── Data provided ──
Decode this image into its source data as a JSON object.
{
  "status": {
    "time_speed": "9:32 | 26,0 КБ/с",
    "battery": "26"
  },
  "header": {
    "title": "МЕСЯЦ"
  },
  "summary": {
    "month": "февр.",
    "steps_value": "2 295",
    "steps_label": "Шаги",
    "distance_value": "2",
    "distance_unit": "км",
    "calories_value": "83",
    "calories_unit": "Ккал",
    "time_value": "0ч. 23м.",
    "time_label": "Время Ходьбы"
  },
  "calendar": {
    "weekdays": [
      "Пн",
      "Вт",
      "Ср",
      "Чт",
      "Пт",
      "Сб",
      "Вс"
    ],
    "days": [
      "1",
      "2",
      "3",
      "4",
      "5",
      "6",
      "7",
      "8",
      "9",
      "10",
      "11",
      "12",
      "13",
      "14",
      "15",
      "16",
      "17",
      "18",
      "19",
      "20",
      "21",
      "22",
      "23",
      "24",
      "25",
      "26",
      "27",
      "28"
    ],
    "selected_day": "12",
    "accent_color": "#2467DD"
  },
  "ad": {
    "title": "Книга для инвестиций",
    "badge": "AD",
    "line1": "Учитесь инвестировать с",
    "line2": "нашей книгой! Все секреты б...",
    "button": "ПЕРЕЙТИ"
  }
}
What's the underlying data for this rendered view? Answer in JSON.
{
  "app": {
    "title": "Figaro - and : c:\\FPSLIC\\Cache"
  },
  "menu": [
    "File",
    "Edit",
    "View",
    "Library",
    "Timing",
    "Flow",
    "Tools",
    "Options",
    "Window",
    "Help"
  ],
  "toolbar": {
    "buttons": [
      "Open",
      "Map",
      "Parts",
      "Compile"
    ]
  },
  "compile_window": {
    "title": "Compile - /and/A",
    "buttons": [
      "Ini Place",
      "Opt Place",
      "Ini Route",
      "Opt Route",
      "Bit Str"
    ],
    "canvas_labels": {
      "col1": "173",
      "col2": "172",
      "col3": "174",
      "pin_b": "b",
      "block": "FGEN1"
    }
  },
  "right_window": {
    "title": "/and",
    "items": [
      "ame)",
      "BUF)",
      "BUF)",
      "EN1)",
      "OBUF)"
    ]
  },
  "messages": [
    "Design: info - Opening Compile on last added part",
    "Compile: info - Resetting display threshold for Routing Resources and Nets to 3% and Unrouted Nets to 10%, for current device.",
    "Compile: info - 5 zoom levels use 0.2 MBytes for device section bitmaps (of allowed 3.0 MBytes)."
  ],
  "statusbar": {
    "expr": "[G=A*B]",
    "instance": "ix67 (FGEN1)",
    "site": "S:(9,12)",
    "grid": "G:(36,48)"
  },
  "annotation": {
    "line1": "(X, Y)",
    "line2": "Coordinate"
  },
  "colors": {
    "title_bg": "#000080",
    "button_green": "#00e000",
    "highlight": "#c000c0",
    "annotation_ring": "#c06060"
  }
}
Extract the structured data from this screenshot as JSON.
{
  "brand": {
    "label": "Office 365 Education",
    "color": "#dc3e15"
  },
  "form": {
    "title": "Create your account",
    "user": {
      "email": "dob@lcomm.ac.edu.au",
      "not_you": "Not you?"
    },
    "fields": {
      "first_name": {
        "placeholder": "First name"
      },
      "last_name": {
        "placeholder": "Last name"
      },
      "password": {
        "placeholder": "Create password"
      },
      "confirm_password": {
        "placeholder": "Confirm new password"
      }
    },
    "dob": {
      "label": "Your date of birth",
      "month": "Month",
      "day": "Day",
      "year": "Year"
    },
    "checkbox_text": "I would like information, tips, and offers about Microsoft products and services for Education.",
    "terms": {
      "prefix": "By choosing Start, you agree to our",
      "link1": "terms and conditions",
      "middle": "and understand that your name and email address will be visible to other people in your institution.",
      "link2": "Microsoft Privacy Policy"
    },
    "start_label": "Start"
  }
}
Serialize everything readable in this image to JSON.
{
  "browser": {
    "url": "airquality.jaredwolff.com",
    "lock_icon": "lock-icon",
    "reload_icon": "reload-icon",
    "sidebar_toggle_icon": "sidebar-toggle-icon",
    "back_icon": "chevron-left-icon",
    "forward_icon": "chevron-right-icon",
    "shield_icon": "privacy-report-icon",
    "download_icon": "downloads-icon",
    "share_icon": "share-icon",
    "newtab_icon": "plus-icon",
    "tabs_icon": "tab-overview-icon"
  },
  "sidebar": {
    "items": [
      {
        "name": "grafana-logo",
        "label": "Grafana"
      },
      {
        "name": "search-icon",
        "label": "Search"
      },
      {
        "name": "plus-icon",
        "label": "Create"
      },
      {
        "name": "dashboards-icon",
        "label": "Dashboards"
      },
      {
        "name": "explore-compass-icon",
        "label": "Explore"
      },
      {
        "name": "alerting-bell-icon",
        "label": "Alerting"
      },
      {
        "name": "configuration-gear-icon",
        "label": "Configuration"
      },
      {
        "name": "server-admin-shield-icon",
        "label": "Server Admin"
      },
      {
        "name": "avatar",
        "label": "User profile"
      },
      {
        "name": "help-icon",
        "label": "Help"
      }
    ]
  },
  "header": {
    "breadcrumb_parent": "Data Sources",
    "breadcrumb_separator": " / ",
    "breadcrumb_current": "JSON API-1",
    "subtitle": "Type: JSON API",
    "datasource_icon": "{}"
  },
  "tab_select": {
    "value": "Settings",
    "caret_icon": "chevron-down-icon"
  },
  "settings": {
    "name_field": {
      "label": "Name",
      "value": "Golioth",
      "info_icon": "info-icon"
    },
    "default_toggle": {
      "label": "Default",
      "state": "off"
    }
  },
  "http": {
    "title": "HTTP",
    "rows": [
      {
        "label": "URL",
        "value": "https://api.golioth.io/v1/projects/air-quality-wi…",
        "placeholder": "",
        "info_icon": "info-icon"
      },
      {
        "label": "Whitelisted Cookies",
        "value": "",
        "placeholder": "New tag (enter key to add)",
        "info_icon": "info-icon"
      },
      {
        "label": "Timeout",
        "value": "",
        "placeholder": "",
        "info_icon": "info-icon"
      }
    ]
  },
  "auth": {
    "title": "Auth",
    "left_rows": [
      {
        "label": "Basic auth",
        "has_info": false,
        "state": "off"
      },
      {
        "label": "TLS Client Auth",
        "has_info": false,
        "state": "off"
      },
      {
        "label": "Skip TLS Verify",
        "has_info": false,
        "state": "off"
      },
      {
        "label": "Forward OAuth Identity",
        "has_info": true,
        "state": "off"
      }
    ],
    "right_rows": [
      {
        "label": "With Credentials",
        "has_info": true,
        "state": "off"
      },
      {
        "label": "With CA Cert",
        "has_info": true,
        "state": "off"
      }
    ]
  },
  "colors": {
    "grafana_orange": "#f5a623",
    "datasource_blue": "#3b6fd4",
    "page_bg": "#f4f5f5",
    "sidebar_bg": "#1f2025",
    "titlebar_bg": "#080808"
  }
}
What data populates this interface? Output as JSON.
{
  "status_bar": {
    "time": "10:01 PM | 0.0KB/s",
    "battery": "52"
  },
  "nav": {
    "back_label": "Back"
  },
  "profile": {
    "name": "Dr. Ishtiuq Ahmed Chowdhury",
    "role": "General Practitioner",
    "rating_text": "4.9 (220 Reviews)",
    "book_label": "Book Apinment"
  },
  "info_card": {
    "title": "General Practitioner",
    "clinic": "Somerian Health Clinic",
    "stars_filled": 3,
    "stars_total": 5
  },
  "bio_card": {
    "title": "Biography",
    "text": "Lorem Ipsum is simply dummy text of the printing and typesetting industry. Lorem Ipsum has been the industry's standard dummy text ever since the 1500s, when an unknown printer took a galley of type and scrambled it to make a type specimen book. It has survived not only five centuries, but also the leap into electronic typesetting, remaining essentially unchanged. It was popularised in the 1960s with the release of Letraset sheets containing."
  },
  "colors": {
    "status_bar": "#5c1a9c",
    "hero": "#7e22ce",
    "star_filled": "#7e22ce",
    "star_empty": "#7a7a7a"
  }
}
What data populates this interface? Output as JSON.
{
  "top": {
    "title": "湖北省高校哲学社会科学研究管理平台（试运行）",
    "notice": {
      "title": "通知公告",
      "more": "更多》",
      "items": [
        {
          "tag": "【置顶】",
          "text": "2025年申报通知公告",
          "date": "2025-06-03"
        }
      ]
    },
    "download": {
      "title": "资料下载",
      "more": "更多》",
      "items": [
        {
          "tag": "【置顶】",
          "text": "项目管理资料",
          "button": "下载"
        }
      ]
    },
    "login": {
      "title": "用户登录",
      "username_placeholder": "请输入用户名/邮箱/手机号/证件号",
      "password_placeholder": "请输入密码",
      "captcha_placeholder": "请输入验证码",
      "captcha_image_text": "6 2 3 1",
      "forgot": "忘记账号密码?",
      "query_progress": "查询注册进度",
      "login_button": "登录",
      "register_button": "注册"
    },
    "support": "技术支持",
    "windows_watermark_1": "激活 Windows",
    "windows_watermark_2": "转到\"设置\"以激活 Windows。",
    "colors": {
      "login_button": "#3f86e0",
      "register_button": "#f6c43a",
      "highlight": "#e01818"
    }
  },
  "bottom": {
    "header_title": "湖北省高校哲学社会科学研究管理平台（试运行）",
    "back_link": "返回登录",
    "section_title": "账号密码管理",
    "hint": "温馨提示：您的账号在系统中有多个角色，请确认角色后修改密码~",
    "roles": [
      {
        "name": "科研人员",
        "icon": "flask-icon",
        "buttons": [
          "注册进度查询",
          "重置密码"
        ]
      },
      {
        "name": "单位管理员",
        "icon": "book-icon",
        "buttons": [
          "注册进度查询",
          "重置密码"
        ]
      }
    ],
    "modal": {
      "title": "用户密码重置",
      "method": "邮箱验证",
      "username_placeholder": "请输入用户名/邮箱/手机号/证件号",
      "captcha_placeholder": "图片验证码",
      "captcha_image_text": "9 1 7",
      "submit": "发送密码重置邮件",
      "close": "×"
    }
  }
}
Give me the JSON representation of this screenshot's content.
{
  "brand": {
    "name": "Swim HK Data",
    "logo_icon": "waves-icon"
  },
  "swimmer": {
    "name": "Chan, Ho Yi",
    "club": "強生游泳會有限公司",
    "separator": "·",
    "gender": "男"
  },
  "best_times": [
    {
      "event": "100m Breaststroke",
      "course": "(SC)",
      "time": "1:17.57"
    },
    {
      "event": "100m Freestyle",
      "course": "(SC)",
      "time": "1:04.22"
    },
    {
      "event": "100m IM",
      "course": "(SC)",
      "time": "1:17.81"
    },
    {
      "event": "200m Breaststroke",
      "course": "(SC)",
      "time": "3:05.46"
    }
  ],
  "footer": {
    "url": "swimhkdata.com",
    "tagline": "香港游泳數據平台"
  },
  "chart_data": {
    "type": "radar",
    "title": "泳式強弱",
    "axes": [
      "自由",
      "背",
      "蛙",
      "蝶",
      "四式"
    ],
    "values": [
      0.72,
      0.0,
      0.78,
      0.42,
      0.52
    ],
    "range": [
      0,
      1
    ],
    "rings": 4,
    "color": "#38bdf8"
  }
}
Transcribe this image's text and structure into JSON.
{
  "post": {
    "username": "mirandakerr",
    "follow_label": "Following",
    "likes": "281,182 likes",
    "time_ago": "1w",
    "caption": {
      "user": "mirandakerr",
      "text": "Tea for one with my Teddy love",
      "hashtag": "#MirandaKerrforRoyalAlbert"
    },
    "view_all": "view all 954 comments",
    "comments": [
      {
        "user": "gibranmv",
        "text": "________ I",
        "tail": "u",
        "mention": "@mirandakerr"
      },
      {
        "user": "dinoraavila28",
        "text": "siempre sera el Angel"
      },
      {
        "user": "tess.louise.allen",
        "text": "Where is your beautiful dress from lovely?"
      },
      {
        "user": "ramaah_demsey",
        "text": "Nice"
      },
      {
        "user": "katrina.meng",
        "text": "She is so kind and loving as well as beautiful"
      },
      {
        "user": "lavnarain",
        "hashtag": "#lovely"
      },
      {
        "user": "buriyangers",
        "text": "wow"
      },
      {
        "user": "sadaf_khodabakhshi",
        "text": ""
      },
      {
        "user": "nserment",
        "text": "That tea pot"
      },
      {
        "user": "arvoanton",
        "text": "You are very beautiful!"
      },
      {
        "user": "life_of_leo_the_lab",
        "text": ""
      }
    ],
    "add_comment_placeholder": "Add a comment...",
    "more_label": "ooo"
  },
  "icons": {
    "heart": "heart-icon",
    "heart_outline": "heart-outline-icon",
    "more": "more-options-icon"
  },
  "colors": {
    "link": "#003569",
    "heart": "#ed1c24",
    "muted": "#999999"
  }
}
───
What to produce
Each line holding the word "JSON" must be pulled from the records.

Output of the exercise
Decode this image into its source data as a JSON object.
What's the underlying data for this rendered view? Answer in JSON.
Extract the structured data from this screenshot as JSON.
Serialize everything readable in this image to JSON.
    "breadcrumb_current": "JSON API-1",
    "subtitle": "Type: JSON API",
What data populates this interface? Output as JSON.
What data populates this interface? Output as JSON.
Give me the JSON representation of this screenshot's content.
Transcribe this image's text and structure into JSON.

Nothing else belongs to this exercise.